§ **The problem**
Please reproduce the entries exactly as they appear below, but not the pictures.

Data about app and page elements:
****************************************
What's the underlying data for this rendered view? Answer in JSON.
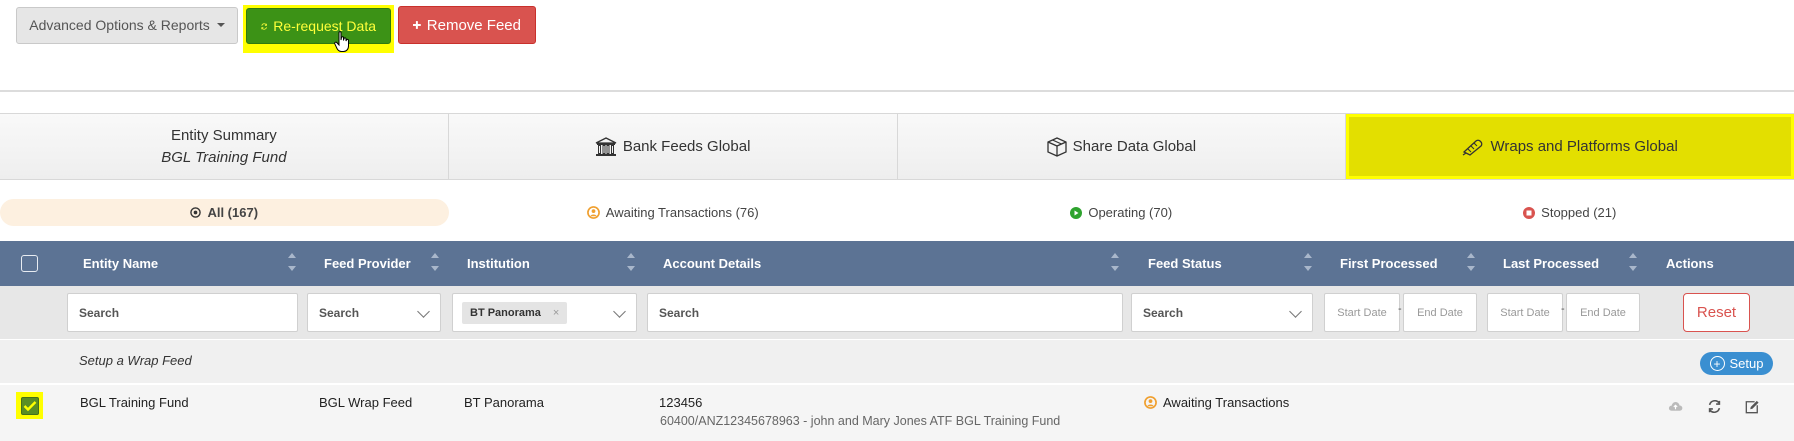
{
  "toolbar": {
    "advanced_label": "Advanced Options & Reports",
    "rerequest_label": "Re-request Data",
    "remove_label": "Remove Feed"
  },
  "tabs": [
    {
      "label": "Entity Summary",
      "sublabel": "BGL Training Fund"
    },
    {
      "label": "Bank Feeds Global",
      "icon": "bank-icon"
    },
    {
      "label": "Share Data Global",
      "icon": "box-icon"
    },
    {
      "label": "Wraps and Platforms Global",
      "icon": "wrap-icon",
      "active": true
    }
  ],
  "status_filters": [
    {
      "label": "All (167)",
      "icon": "target-icon",
      "active": true
    },
    {
      "label": "Awaiting Transactions (76)",
      "icon": "awaiting-icon",
      "color": "#f0a030"
    },
    {
      "label": "Operating (70)",
      "icon": "play-icon",
      "color": "#2ea32e"
    },
    {
      "label": "Stopped (21)",
      "icon": "stop-icon",
      "color": "#d9534f"
    }
  ],
  "columns": {
    "entity_name": "Entity Name",
    "feed_provider": "Feed Provider",
    "institution": "Institution",
    "account_details": "Account Details",
    "feed_status": "Feed Status",
    "first_processed": "First Processed",
    "last_processed": "Last Processed",
    "actions": "Actions"
  },
  "search": {
    "entity_placeholder": "Search",
    "provider_placeholder": "Search",
    "institution_chip": "BT Panorama",
    "institution_chip_remove": "×",
    "account_placeholder": "Search",
    "status_placeholder": "Search",
    "start_date": "Start Date",
    "end_date": "End Date",
    "date_separator": "-",
    "reset_label": "Reset"
  },
  "setup_row": {
    "label": "Setup a Wrap Feed",
    "button_label": "Setup",
    "button_icon": "+"
  },
  "rows": [
    {
      "checked": true,
      "entity_name": "BGL Training Fund",
      "feed_provider": "BGL Wrap Feed",
      "institution": "BT Panorama",
      "account_number": "123456",
      "account_description": "60400/ANZ12345678963 - john and Mary Jones ATF BGL Training Fund",
      "feed_status": "Awaiting Transactions",
      "status_color": "#f0a030"
    }
  ],
  "colors": {
    "header_bg": "#5c7394",
    "highlight": "#ffff00",
    "rerequest_bg": "#3c9216",
    "remove_bg": "#d9534f",
    "setup_bg": "#3a8fd1"
  }
}
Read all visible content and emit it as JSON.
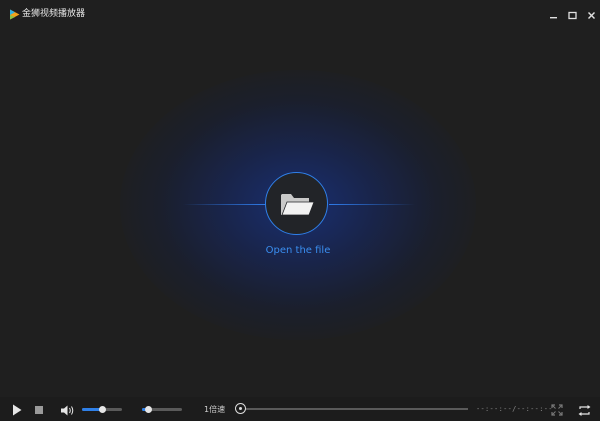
{
  "window": {
    "title": "金狮视频播放器"
  },
  "titlebar": {
    "icons": [
      "app-logo-icon",
      "minimize-icon",
      "maximize-icon",
      "close-icon"
    ]
  },
  "center": {
    "open_label": "Open the file",
    "icon": "folder-open-icon"
  },
  "controls": {
    "play_icon": "play-icon",
    "stop_icon": "stop-icon",
    "volume_icon": "volume-icon",
    "volume_level": 0.5,
    "second_slider_level": 0.15,
    "speed_label": "1倍速",
    "progress": 0.0,
    "time_display": "--:--:--/--:--:--",
    "fullscreen_icon": "fullscreen-icon",
    "loop_icon": "loop-icon"
  },
  "colors": {
    "background": "#1f1f1f",
    "accent": "#2f80e8",
    "open_label": "#3a8ef0"
  }
}
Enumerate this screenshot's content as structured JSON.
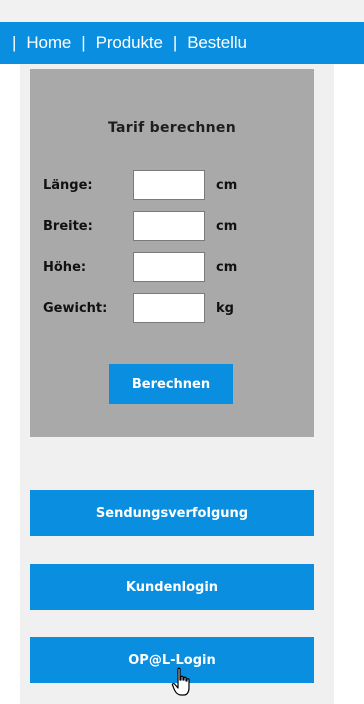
{
  "nav": {
    "separator": "|",
    "items": [
      {
        "label": "Home"
      },
      {
        "label": "Produkte"
      },
      {
        "label": "Bestellu"
      }
    ]
  },
  "tarif": {
    "title": "Tarif berechnen",
    "fields": [
      {
        "label": "Länge:",
        "value": "",
        "unit": "cm"
      },
      {
        "label": "Breite:",
        "value": "",
        "unit": "cm"
      },
      {
        "label": "Höhe:",
        "value": "",
        "unit": "cm"
      },
      {
        "label": "Gewicht:",
        "value": "",
        "unit": "kg"
      }
    ],
    "button_label": "Berechnen"
  },
  "links": {
    "tracking": "Sendungsverfolgung",
    "customer_login": "Kundenlogin",
    "opal_login": "OP@L-Login"
  },
  "colors": {
    "brand_blue": "#0a8ee0",
    "panel_gray": "#a9a9a9",
    "sidebar_bg": "#f0f0f0"
  },
  "cursor": "hand-pointer-icon"
}
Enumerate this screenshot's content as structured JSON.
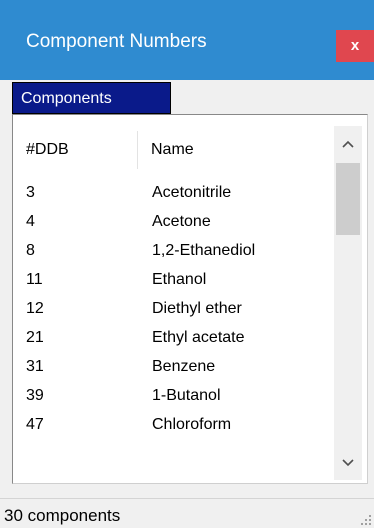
{
  "window": {
    "title": "Component Numbers",
    "close_label": "x"
  },
  "tabs": [
    {
      "label": "Components"
    }
  ],
  "table": {
    "columns": [
      "#DDB",
      "Name"
    ],
    "rows": [
      {
        "ddb": "3",
        "name": "Acetonitrile"
      },
      {
        "ddb": "4",
        "name": "Acetone"
      },
      {
        "ddb": "8",
        "name": "1,2-Ethanediol"
      },
      {
        "ddb": "11",
        "name": "Ethanol"
      },
      {
        "ddb": "12",
        "name": "Diethyl ether"
      },
      {
        "ddb": "21",
        "name": "Ethyl acetate"
      },
      {
        "ddb": "31",
        "name": "Benzene"
      },
      {
        "ddb": "39",
        "name": "1-Butanol"
      },
      {
        "ddb": "47",
        "name": "Chloroform"
      }
    ]
  },
  "scrollbar": {
    "up_icon": "chevron-up-icon",
    "down_icon": "chevron-down-icon"
  },
  "status": {
    "text": "30 components"
  },
  "colors": {
    "titlebar": "#2f8bd0",
    "close_button": "#e0474f",
    "active_tab": "#0a1a8a"
  }
}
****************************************
§ **Exercise result**
What's the underlying data for this rendered view? Answer in JSON.
{
  "toolbar": {
    "advanced_label": "Advanced Options & Reports",
    "rerequest_label": "Re-request Data",
    "remove_label": "Remove Feed"
  },
  "tabs": [
    {
      "label": "Entity Summary",
      "sublabel": "BGL Training Fund"
    },
    {
      "label": "Bank Feeds Global",
      "icon": "bank-icon"
    },
    {
      "label": "Share Data Global",
      "icon": "box-icon"
    },
    {
      "label": "Wraps and Platforms Global",
      "icon": "wrap-icon",
      "active": true
    }
  ],
  "status_filters": [
    {
      "label": "All (167)",
      "icon": "target-icon",
      "active": true
    },
    {
      "label": "Awaiting Transactions (76)",
      "icon": "awaiting-icon",
      "color": "#f0a030"
    },
    {
      "label": "Operating (70)",
      "icon": "play-icon",
      "color": "#2ea32e"
    },
    {
      "label": "Stopped (21)",
      "icon": "stop-icon",
      "color": "#d9534f"
    }
  ],
  "columns": {
    "entity_name": "Entity Name",
    "feed_provider": "Feed Provider",
    "institution": "Institution",
    "account_details": "Account Details",
    "feed_status": "Feed Status",
    "first_processed": "First Processed",
    "last_processed": "Last Processed",
    "actions": "Actions"
  },
  "search": {
    "entity_placeholder": "Search",
    "provider_placeholder": "Search",
    "institution_chip": "BT Panorama",
    "institution_chip_remove": "×",
    "account_placeholder": "Search",
    "status_placeholder": "Search",
    "start_date": "Start Date",
    "end_date": "End Date",
    "date_separator": "-",
    "reset_label": "Reset"
  },
  "setup_row": {
    "label": "Setup a Wrap Feed",
    "button_label": "Setup",
    "button_icon": "+"
  },
  "rows": [
    {
      "checked": true,
      "entity_name": "BGL Training Fund",
      "feed_provider": "BGL Wrap Feed",
      "institution": "BT Panorama",
      "account_number": "123456",
      "account_description": "60400/ANZ12345678963 - john and Mary Jones ATF BGL Training Fund",
      "feed_status": "Awaiting Transactions",
      "status_color": "#f0a030"
    }
  ],
  "colors": {
    "header_bg": "#5c7394",
    "highlight": "#ffff00",
    "rerequest_bg": "#3c9216",
    "remove_bg": "#d9534f",
    "setup_bg": "#3a8fd1"
  }
}
Read all visible content and emit it as JSON.
{
  "window": {
    "title": "金狮视频播放器"
  },
  "titlebar": {
    "icons": [
      "app-logo-icon",
      "minimize-icon",
      "maximize-icon",
      "close-icon"
    ]
  },
  "center": {
    "open_label": "Open the file",
    "icon": "folder-open-icon"
  },
  "controls": {
    "play_icon": "play-icon",
    "stop_icon": "stop-icon",
    "volume_icon": "volume-icon",
    "volume_level": 0.5,
    "second_slider_level": 0.15,
    "speed_label": "1倍速",
    "progress": 0.0,
    "time_display": "--:--:--/--:--:--",
    "fullscreen_icon": "fullscreen-icon",
    "loop_icon": "loop-icon"
  },
  "colors": {
    "background": "#1f1f1f",
    "accent": "#2f80e8",
    "open_label": "#3a8ef0"
  }
}
Enumerate this screenshot's content as structured JSON.
{
  "nav": {
    "separator": "|",
    "items": [
      {
        "label": "Home"
      },
      {
        "label": "Produkte"
      },
      {
        "label": "Bestellu"
      }
    ]
  },
  "tarif": {
    "title": "Tarif berechnen",
    "fields": [
      {
        "label": "Länge:",
        "value": "",
        "unit": "cm"
      },
      {
        "label": "Breite:",
        "value": "",
        "unit": "cm"
      },
      {
        "label": "Höhe:",
        "value": "",
        "unit": "cm"
      },
      {
        "label": "Gewicht:",
        "value": "",
        "unit": "kg"
      }
    ],
    "button_label": "Berechnen"
  },
  "links": {
    "tracking": "Sendungsverfolgung",
    "customer_login": "Kundenlogin",
    "opal_login": "OP@L-Login"
  },
  "colors": {
    "brand_blue": "#0a8ee0",
    "panel_gray": "#a9a9a9",
    "sidebar_bg": "#f0f0f0"
  },
  "cursor": "hand-pointer-icon"
}
Enumerate this screenshot's content as structured JSON.
{
  "window": {
    "title": "Component Numbers",
    "close_label": "x"
  },
  "tabs": [
    {
      "label": "Components"
    }
  ],
  "table": {
    "columns": [
      "#DDB",
      "Name"
    ],
    "rows": [
      {
        "ddb": "3",
        "name": "Acetonitrile"
      },
      {
        "ddb": "4",
        "name": "Acetone"
      },
      {
        "ddb": "8",
        "name": "1,2-Ethanediol"
      },
      {
        "ddb": "11",
        "name": "Ethanol"
      },
      {
        "ddb": "12",
        "name": "Diethyl ether"
      },
      {
        "ddb": "21",
        "name": "Ethyl acetate"
      },
      {
        "ddb": "31",
        "name": "Benzene"
      },
      {
        "ddb": "39",
        "name": "1-Butanol"
      },
      {
        "ddb": "47",
        "name": "Chloroform"
      }
    ]
  },
  "scrollbar": {
    "up_icon": "chevron-up-icon",
    "down_icon": "chevron-down-icon"
  },
  "status": {
    "text": "30 components"
  },
  "colors": {
    "titlebar": "#2f8bd0",
    "close_button": "#e0474f",
    "active_tab": "#0a1a8a"
  }
}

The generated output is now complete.